By Elizabeth Limbach

No one wants to sound soft when it comes to sex offenders. And while America seems to be cracking down on sex crimes in more stringent ways than ever, some fear that these measures are ineffective and at times dehumanizing.
When Proposition 83 passed by 70 percent in last week’s midterm election, it put new, more severe penalties for sex offenders into effect. Also known as "Jessica’s Law," Prop 83 elongates the prison and parole terms for sex offenders, increases the required living distance from any schools or parks to 2,000 feet, and requires lifelong GPS monitoring for those who were convicted of felony sex crimes.
Within one day of its overwhelming passage, U.S. District Judge Susan Illston deterred the proposition on grounds that it may be unconstitutional. Illston put a temporary restraint on the proposition when an unidentified San Francisco sex offender immediately contested the measure, requesting that the new legislation only apply to sex offenders who register after the laws are put into effect. Many offenders, like this man, who committed their crime several decades ago are worried that the new legislation would uproot them from homes they own or have resided in for years. Despite the instantaneous opposition from those previously charged with sex crimes, the resulting large majority vote for the proposition highlights an increasingly condemning attitude toward sex offenders in society.
UCSC Rape Prevention Coordinator Gillian Greensite is concerned that the legislation will further marginalize sex offenders, preventing them from re-assimilating into society.
"What is the logic of making measures against sex offenders so punitive that they would be driven underground and away from communities where they might reestablish their lives?" Greensite said. "To dislocate them is not grounds for hoping to prevent any future crimes."

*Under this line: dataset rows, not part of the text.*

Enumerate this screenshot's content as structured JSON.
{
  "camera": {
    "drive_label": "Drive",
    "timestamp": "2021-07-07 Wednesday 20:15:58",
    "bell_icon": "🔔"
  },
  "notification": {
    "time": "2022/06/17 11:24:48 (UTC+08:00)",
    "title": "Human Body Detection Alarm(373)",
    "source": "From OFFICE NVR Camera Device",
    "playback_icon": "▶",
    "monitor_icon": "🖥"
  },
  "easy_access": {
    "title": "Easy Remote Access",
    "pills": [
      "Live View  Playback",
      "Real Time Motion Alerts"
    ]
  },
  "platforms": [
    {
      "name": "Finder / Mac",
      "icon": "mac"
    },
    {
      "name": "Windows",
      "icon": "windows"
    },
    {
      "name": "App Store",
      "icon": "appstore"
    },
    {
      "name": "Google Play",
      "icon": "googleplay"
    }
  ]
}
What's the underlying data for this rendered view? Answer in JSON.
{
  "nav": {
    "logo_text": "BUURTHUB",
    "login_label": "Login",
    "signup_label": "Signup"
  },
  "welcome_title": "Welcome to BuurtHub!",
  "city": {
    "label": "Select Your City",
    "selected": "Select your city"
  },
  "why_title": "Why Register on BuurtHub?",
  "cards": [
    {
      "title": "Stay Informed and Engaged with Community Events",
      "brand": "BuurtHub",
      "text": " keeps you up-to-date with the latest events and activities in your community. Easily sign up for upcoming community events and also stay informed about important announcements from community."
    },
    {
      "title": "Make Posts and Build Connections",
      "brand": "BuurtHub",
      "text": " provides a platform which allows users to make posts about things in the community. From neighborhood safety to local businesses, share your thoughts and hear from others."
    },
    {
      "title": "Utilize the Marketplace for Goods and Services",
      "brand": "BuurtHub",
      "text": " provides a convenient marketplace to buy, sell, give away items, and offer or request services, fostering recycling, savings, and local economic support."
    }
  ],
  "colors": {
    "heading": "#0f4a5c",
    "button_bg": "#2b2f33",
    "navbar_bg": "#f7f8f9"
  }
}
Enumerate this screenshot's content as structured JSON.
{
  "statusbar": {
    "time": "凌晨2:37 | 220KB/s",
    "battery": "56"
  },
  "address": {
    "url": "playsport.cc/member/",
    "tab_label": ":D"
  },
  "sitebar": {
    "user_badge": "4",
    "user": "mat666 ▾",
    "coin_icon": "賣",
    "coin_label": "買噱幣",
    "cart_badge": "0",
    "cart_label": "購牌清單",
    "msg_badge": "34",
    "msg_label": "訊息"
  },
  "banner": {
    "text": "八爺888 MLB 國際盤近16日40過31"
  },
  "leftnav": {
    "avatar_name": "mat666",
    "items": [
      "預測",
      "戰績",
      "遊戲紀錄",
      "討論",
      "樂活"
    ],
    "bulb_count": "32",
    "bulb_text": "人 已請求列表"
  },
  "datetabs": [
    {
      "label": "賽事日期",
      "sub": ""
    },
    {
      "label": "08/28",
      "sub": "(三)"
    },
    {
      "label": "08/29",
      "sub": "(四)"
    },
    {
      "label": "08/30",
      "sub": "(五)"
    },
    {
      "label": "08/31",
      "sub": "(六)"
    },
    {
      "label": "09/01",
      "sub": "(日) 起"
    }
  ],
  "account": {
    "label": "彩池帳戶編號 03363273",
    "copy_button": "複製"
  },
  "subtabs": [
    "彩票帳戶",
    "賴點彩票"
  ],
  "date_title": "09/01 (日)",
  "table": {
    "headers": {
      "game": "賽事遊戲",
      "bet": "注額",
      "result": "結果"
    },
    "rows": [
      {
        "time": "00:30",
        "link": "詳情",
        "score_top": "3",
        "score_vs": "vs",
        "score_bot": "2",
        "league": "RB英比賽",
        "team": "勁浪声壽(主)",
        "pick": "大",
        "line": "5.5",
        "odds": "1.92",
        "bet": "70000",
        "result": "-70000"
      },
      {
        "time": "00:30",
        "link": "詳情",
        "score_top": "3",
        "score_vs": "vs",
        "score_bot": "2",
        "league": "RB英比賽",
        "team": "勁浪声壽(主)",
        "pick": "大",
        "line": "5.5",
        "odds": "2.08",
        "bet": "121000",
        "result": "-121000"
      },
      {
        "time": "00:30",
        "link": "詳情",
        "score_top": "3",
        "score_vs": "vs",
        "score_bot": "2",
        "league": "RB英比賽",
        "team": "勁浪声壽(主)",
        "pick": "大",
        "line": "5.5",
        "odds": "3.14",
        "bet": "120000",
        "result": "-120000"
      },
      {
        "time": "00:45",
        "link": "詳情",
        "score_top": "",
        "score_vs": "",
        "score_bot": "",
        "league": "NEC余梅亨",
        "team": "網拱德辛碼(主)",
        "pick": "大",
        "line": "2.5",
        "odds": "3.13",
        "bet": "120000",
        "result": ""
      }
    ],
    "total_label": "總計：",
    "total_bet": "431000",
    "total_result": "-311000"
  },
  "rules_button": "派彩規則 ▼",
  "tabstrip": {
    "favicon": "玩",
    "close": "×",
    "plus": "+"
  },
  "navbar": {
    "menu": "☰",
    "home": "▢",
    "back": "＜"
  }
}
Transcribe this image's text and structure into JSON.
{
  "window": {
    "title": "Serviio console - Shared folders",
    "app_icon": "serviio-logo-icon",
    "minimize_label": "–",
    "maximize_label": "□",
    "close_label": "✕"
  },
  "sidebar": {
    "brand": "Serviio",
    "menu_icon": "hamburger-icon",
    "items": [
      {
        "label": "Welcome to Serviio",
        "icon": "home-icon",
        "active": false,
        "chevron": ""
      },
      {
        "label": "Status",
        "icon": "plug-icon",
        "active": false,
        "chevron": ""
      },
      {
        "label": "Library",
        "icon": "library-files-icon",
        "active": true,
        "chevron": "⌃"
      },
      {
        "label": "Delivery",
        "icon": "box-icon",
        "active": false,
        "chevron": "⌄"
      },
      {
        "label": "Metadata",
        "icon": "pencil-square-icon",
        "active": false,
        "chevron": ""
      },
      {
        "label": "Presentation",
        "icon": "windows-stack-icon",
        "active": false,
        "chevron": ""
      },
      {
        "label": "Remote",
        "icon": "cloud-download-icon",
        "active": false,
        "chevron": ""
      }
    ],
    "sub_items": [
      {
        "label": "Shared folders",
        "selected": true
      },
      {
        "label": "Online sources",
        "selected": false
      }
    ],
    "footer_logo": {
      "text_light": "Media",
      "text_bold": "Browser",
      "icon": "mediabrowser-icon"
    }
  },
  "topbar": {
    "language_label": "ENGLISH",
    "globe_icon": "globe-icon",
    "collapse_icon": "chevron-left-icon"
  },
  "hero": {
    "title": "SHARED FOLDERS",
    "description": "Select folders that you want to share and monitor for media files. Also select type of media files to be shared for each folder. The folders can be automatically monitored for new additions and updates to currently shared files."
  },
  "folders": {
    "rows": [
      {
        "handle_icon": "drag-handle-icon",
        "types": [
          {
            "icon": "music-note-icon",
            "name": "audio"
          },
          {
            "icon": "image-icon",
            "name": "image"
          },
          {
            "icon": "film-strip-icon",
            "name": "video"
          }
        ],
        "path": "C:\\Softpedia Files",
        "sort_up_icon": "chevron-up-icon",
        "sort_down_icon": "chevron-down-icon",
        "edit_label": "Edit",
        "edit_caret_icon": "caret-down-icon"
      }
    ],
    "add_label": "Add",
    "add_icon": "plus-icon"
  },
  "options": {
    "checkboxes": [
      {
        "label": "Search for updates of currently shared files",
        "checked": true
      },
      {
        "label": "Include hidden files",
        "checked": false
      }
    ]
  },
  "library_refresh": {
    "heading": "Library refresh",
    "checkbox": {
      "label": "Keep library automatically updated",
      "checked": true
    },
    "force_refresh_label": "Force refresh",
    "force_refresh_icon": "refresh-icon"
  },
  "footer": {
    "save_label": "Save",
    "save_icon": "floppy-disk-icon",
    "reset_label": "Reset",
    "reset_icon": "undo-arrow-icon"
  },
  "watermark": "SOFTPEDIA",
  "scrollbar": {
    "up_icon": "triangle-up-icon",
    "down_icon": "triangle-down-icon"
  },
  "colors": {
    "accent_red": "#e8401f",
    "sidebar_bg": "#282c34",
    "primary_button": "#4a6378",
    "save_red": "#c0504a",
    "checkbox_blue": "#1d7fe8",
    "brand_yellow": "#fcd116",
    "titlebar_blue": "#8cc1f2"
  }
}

Recently, local sex offenders found that it was difficult to find housing in Santa Cruz even without the new measures in action.
The Happy Valley Villa boarding house, off pastoral Branciforte Drive, is more than the required distance from any child-frequented schools or parks. But when neighbors discovered that 17 of the Villa’s 25 residents were registered sex offenders, they raised concern to local authorities.
No parole violations or illegal activity were linked to the house, but according to the Santa Cruz Sentinel, the Villa was shut down soon after for longstanding water and building code violations.
The legislation under Proposition 83 makes it even harder for sex offenders to find appropriate housing, Greensite says. Although "sex offender" has become one of the worst titles in American society, Greensite believes that the answer to the problem is prevention rather than an increase in punishment.
"We have to take a good hard look at the broad aspects of society that create the conditions in which you have the maximum number of men committing sexual violence in the first place," Greensite said.
Santa Cruz Probation Officer Janet Kennedy agrees that making consequences harsher will not affect the root of the problem.
"It’s a cyclical thing," Kennedy said. "If we stop people from molesting in the first place we will not generate more molesters." She hopes that with Prop 83 under effect, law enforcement will receive more financial support for controlling local sex offenders. As of now, Kennedy says, there is only one officer for the 100 sex offenders currently on probation in Santa Cruz.
Although Jessica’s Law implements the strictest sex offender laws in the country, California is not the only state taking radical measures to handle such criminals.
In the week of Oct. 22, the U.S. Marshals joined forces with law enforcement in 24 east coast states to accomplish Operation Falcon III, a roundup of violent sex offenders and gang members, whom officials called "the worst of the worst." According to the U.S. Marshals’ website, the seven-day operation resulted in the arrest of 1,659 people wanted for sexual offenses. Of the group, 971 were arrested for not registering as a sex offender, which became a federal crime earlier this year.
According to Sgt. Robin Mitchell, of the Santa Cruz Sheriff Sexual Assault Unit, Santa Cruz is home to 410 registered sex offenders, including the 100 on probation. However, she said, Santa Cruz officials will not have to resort to any such means of capturing unregistered sex offenders.
"We have at least a 90 percent compliance rate and if they are not registered or cooperative, we have warrants out for their arrest," Mitchell said.
Sex offenders across the nation experienced another form of restriction when they were advised to not participate in Halloween festivities. Authorities, worried for young trick-or-treaters, set Halloween curfews for sex offenders and required that they leave their house lights off and their doors closed to avoid interaction with the youngsters.
According to the Associated Press, nine sex offenders were arrested in South Carolina on Halloween for violating the statewide curfew.
Californians will learn the fate of Prop 83 after its Nov. 27 hearing, but until then the issue remains a matter of controversy.
"How can anyone be for sex criminals?" Greensite said. "It was a vote that reflects people’s understandable revulsion of sex crimes. But if only the general population had known what is being proposed and the effects of what is being proposed, [voters] would have thought it through more carefully."